        Williams, S. & Williams, N., 2007. The Profit Impact of Business Intelligence, Available at: http://www.sciencedirect.com/science/article/pii/B9780123724991500053. Yu, E.S.K., 1997. Towards modelling and reasoning support for early-phase requirements engineering.

        In Proceedings of ISRE ’97: 3rd IEEE International Symposium on Requirements Engineering. pp. 226 –235.

        Richard Dealtry, T., 1994. Dynamic SWOT Analysis- the Developer's Guide. Dynamic SWOT Associates. Cruz-Cunha, M. M., 2009. Social, Managerial, and Organizational Dimensions of Enterprise Information Systems. In IGI Global, pp.490.

        32 9.

         Appendix 9.1. R EPRESENTATION OF B EST B READ R EPORTING INTENTIONS

        33 9.2.

         R EPRESENTATIONS OF DIFFERENT PERSPECTIVES Intuitive Perspective Systematic Perspective

Novo documento

Tags

Documento similar

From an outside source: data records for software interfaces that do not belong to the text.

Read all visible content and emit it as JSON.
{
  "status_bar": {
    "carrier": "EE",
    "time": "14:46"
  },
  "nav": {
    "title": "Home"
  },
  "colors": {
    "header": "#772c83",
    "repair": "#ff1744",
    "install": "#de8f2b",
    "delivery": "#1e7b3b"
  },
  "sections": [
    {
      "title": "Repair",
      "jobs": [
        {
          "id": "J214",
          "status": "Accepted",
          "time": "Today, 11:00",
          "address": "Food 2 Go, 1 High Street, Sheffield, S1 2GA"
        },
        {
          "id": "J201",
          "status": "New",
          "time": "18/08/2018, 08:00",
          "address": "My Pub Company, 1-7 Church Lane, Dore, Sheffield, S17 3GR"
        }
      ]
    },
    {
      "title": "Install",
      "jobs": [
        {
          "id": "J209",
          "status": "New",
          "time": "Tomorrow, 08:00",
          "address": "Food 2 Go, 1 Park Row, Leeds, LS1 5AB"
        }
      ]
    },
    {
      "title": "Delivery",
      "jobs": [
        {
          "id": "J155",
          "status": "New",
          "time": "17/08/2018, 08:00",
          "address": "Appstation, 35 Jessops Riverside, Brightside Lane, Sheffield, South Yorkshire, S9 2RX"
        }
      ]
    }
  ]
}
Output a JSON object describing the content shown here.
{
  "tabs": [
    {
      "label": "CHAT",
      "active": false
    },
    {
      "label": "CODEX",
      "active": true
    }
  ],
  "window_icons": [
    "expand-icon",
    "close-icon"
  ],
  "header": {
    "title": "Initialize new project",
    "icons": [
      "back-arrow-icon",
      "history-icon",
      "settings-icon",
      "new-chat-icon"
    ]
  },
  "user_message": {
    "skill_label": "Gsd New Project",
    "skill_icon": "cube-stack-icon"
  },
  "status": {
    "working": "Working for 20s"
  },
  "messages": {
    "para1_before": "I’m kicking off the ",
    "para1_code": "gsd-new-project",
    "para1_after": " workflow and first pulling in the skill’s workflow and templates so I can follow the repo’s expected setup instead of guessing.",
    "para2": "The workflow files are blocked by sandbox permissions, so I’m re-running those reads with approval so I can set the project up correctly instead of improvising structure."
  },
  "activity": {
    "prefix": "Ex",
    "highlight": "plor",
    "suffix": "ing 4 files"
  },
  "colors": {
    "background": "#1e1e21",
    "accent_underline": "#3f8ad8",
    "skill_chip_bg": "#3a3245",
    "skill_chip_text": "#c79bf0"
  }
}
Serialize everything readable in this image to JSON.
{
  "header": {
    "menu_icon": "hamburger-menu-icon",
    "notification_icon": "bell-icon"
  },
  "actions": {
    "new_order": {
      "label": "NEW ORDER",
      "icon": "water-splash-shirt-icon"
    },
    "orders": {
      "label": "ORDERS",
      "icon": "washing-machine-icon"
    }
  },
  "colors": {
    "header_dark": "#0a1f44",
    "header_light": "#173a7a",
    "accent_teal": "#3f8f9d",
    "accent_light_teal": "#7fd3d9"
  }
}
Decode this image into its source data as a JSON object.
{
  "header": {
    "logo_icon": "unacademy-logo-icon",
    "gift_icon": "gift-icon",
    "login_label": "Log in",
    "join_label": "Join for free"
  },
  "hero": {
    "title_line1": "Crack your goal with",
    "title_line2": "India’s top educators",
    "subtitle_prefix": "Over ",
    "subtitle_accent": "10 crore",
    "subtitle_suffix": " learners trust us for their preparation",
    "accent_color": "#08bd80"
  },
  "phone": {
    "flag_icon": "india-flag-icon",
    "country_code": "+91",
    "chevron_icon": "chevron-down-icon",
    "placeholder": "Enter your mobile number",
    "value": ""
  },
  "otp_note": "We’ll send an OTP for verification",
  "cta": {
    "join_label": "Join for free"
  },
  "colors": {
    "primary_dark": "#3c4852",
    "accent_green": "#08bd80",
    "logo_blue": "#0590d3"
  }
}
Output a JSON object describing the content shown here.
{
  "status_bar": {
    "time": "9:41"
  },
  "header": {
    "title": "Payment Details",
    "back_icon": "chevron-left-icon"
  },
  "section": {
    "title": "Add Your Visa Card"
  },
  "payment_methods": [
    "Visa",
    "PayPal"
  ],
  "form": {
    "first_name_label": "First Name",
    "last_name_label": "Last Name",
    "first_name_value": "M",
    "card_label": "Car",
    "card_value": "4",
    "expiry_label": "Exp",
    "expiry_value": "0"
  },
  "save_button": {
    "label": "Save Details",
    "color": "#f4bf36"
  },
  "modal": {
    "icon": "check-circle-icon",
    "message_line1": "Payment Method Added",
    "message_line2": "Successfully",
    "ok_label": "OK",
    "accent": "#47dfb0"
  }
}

UNIVERSIDADE FEDERAL DE OURO PRETO DEPARTAMENTO DE MATEMÁTICA – DEMAT VILMA CANDIDA BUENO
0
1
130
CONCEPÇÕES DE AVALIAÇÃO DE ALUNOS UNIVERSITÁRIOS: UMA REVISÃO DA LITERATURA
0
0
28
UMA CONCEPÇÃO ARQUITETÔNICA DE EDIFÍCIO RESIDENCIAL COM ESTRUTURA E COMPONENTES CONSTRUTIVOS FABRICADOS A PARTIR DE AÇOS PLANOS
0
0
150
Ouro Preto Abril - 2012 UNIVERSIDADE FEDERAL DE OURO PRETO PROGRAMA DE PÓS-GRADUAÇÃO EM CIÊNCIAS BIOLÓGICAS LABORATÓRIO DE EPIDEMIOLOGIA MOLECULAR
0
0
125
CONCENTRAÇÃO DO MINÉRIO DE NÍQUEL DA MINERAÇÃO FORTALEZA DE MINAS
0
0
80
AIS PESADOS NOS SEDIMENTOS DE
0
0
8
CONCENTRABILIDADE DE MINÉRIO DE FERRO DE CATERUCA
0
0
110
CONCEITO DE BARBÁRIE EM WALTER BENJAMIN
0
1
179
COMUNIDADE ARBÓREA DE UMA MANCHA FLORESTAL PERMANENTEMENTE ALAGADA E DE SUA VEGETAÇÃO ADJACENTE EM OURO PRETO-MG, BRASIL TREE COMMUNITY OF A PERMANENT FLOODED FOREST AND ITS ADJACENT VEGETATION AREA IN OURO PRETO, MINAS GERAIS STATE, BRAZIL Gabriel Pedrei
0
0
13
IMPACTO DA INTRODUÇÃO DAS TIC NA PARTILHA DO CONHECIMENTO EM COMUNIDADES DE PRÁTICA NA ORGANIZAÇÃO: Um estudo de caso numa organização cooperativa de crédito Por MIGUEL COSTA PINHEIRO DA SILVA BRITO
0
0
110
IMPLEMENTAÇÃO DE UM SISTEMA DE INFORMAÇÃO GEOGRÁFICA NUMA AUTARQUIA UTILIZANDO SOFTWARE LIVRE E DE CÓDIGO ABERTO
0
0
132
MODELAÇÃO DA DISTRIBUIÇÃO ESPACIAL DA QUALIDADE DO AR EM LISBOA USANDO SISTEMAS DE INFORMAÇÃO GEOGRÁFICA
0
0
119
GESTÃO DE PRODUTO PREMFIRE
0
0
133
PROJECTO DE IMPLEMENTAÇÃO DO MODELO SIG NA ADMINISTRAÇÃO MUNICIPAL DA MATALA
0
1
115
METODOLOGIA DE GESTÃO DE PROJETO
0
0
80
Show more